- Showing 4 posts filed under: Region: Africa [–] published between Apr 01, 2010 and Apr 30, 2010 [Show all]
Making sure no child offender is left behind
From the article by Glynnis Underhill in the Mail and Guardian Online:
South Africa had finally fallen in line with the trend of most other countries, including several in Africa, which, for many years, have had separate laws dealing with child offenders.
"The Child Justice Act is new. In South African law we have never previously had a separate law that sets out how to deal with child offenders," said Ann Skelton, director of the Centre for Child Law at the University of Pretoria and an authority on the subject.
"We have previously had to make do with the Criminal Procedure Act, which is the general criminal justice system for all offenders."

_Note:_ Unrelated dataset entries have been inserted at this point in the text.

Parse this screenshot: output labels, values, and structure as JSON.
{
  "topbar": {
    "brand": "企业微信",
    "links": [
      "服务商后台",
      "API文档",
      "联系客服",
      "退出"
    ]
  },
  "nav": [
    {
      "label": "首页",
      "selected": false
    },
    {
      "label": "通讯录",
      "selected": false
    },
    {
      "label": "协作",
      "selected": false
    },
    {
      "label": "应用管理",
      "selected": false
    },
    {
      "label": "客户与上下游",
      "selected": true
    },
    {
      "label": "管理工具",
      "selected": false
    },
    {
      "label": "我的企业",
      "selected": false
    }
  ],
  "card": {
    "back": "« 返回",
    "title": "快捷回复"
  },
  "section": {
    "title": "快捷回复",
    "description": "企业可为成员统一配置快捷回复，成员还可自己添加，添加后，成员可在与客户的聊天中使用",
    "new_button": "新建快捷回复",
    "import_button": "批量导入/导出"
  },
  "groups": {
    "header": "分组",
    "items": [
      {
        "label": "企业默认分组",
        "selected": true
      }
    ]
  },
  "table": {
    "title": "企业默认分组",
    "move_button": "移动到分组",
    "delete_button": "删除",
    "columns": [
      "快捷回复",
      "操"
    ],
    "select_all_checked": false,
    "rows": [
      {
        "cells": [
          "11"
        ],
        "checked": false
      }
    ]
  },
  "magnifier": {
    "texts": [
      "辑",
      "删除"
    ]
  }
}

The Child Justice Act has established a criminal justice system for minors that expands on and entrenches the principles of restorative justice in the criminal justice system, Skelton said. It ensures children's responsibility and accountability for crimes they have committed. Skelton applauded the Act for placing an increased emphasis on the effective rehabilitation and reintegration of children to minimise the risk of them reoffending.
More on Restorative Justice at the UN Crime Congress
Day two at the 12th United Nations Congress on Crime Prevention and Criminal Justice didn’t yield as many comments of restorative justice, but there were some interesting statements made especially by the delegates from South Africa and Peru. On 13 April, the Plenary continued its discussion on Children, Youth, and Crime with more member states as well as non-governmental organisations and independent experts.
A safe place to call home: Securing the right of Rwandan genocide survivors to resettlement outside Rwanda
Genocide survivors in Rwanda have great difficulty receiving refugee status and right of asylum to allow them to settle outside of the country. The standard reply that they receive when making queries about the possibility of immigrating to Europe, Canada, or the United States is that there is no longer persecution on the basis of ethnicity in Rwanda, and thus there is no legal merit to their request.
It is true that there is no government sanctioned persecution on the basis of ethnicity in Rwanda today. However, social persecution, discrimination, marginalization, threats, and intimidation towards survivors of the 1994 genocide of the Tutsi prevail on a popular level amongst many Rwandans.
Genocide survivors are targeted for physical and psychological torture and have been attacked and killed in various parts of the country. Fifteen years after the genocide many lack physical and psychological security.
Restorative justice and the Rwandan genocide
Do you see healing occurring in the victims? And in the offenders as well? How does the community respond?
The healing process is a long and involved one. I think that Umuvumu Tree Project has helped in that process in several ways.